The way it enhance the colors and give just the right amount of contrast to the image will make your start your editing with a much better base photo; in case you don’t use any editing software, the importance of the polarizer is even greater, since you’ll get a much better JPEG right from your camera.
This is for you!
If you love to take foliage pictures, you should follow us in this two-nights autumn workshop in Tuscany!
9. Choose the Best Colors
Have you ever heard of complementary colors? They are basically two colors that when are found close together they create a strong visual contrast. In this specific case, red-dish tones should be complementary to blue tones, so if (for example) you include a bit of blue sky into your autumn foliage shots, you’d create an high-contrast image. Instead, if you want to create a more subtle, delicate picture you should exclude every color that it’s not a variant of red, orange or yellow.
10. All is Great but.. When?
One of the main reason many photographers are not getting the shots they wanted, even if they are at the best possible spot for the foliage, is the bad timing.
And I totally get it; just as an example, for people who have a main job and photography is just a passion, it’s hard to explain that they can’t go to work because the foliage is at its peak. And sometimes it doesn’t last long, so it’s easy to loose it for good, if for example a major storm comes in and drops all the leaves to the ground.
Be sure to use all the webcams and weather forecasts websites available for your area to be sure you are not missing out the best colors and plan in advance your shootings!
11. Stand at the Right Elevation
Sometimes, between standing on your feet or at ground level can make all the difference in the world (or well, at least the difference between a bad and a great shot). Sometimes it’s all about getting at an elevated point to get the bigger picture, other times it’s more about getting as low as possible to exclude some elements or getting a nice foreground.

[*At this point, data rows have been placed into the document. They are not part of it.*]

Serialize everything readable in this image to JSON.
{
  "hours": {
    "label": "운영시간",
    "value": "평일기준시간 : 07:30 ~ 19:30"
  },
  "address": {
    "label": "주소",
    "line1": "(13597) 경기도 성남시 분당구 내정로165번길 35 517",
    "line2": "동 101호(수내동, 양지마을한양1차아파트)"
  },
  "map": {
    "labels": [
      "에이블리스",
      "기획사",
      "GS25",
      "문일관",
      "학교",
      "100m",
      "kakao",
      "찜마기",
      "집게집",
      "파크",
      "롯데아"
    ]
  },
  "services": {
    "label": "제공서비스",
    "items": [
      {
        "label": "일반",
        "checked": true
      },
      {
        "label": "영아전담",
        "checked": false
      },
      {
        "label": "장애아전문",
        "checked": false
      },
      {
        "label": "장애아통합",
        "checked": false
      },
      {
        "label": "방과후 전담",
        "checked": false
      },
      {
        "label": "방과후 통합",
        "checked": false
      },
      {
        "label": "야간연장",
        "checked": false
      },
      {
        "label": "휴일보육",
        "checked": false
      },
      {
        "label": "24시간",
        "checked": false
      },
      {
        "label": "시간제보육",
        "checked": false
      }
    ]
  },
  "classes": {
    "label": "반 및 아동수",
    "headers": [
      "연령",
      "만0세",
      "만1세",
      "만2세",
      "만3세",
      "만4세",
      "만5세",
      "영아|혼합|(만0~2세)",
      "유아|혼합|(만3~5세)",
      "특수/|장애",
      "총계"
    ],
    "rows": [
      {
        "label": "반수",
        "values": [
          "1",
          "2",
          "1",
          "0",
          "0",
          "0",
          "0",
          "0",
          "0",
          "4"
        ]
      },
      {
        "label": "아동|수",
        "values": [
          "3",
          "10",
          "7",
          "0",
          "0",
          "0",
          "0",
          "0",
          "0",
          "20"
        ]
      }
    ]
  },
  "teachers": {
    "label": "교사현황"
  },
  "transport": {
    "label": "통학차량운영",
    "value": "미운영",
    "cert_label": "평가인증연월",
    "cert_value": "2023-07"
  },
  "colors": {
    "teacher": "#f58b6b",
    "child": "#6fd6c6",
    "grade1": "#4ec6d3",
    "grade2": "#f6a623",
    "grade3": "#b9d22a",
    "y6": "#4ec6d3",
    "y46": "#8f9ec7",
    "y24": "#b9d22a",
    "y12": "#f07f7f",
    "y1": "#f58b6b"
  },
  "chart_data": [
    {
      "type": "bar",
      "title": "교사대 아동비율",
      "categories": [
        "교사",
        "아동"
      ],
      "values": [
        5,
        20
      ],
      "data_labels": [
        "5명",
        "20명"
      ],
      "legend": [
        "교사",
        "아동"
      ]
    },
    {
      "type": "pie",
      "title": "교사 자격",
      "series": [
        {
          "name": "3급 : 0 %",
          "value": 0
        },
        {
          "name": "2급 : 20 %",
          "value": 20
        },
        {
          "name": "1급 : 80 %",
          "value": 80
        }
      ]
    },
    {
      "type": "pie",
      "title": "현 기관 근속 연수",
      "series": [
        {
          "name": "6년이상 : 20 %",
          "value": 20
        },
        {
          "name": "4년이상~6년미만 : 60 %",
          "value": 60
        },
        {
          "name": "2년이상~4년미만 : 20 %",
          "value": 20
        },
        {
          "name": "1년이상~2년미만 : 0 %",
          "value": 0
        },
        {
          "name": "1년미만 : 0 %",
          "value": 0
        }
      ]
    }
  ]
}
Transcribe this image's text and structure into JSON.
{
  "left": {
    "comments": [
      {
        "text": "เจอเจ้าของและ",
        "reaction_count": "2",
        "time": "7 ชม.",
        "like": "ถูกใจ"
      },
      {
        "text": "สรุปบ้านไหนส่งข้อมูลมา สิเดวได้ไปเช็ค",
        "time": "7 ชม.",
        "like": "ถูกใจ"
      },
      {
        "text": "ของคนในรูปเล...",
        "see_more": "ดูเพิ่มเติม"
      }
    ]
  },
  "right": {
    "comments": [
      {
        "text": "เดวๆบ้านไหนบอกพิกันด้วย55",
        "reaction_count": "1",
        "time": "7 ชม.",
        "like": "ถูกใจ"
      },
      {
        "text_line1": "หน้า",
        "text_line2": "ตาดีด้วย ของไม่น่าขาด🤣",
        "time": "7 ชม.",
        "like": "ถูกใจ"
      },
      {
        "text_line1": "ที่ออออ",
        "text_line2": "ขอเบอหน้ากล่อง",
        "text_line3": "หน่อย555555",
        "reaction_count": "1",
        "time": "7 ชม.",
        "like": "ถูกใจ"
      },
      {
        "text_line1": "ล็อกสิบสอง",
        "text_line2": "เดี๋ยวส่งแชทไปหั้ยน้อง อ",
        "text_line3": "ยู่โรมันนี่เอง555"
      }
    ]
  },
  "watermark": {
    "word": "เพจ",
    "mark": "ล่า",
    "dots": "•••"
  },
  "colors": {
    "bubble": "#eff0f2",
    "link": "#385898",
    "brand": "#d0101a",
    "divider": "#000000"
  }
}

When you arrive at a spot where you think there’s potential, don’t stop on just one point of view, but try a few perspectives to see which one of them works best for that scene
BONUS: How do You Take Pictures in the Fall?
Well, the most logical answer would be.. In the exact same way as the other seasons: by clicking the shutter button of your camera!
Jokes apart, taking fall pictures will require you to pay special attention on a couple of crucial factors.
First one is planning: be sure to always check when is the peak of foliage colors at your location and go out consequently. Getting the right colors in the shot is a good 75% of the process of capturing a great autumn photo, so visit websites and learn about when generally is happening at your place.
I also use webcams and social medias a lot for this purpose: by checking other’s people shots made in the area, you can see how the colors are with just a few hours delay. Webcam are even more immediate, since they generally update every 15 minutes.
Second factor is the gear: you won’t need super expensive stuff to shoot autumn colors, but some pieces of equipment are fundamental: a good tripod for example, is necessary if you want to use techniques as long exposures, HDRs, etc. Filters can be important too, in case you want to shoot water streams, lakes, etc.
Oh, and don’t forget to protect your gear: rainstorms are not rare during autumn, as the cold season is coming in, so be sure to have some kind of rain cover for your equipment. A weather-sealed camera will save you from having troubles if you get caught in a storm!
Something for You
You might also be interested in this article about tips on monochrome photography.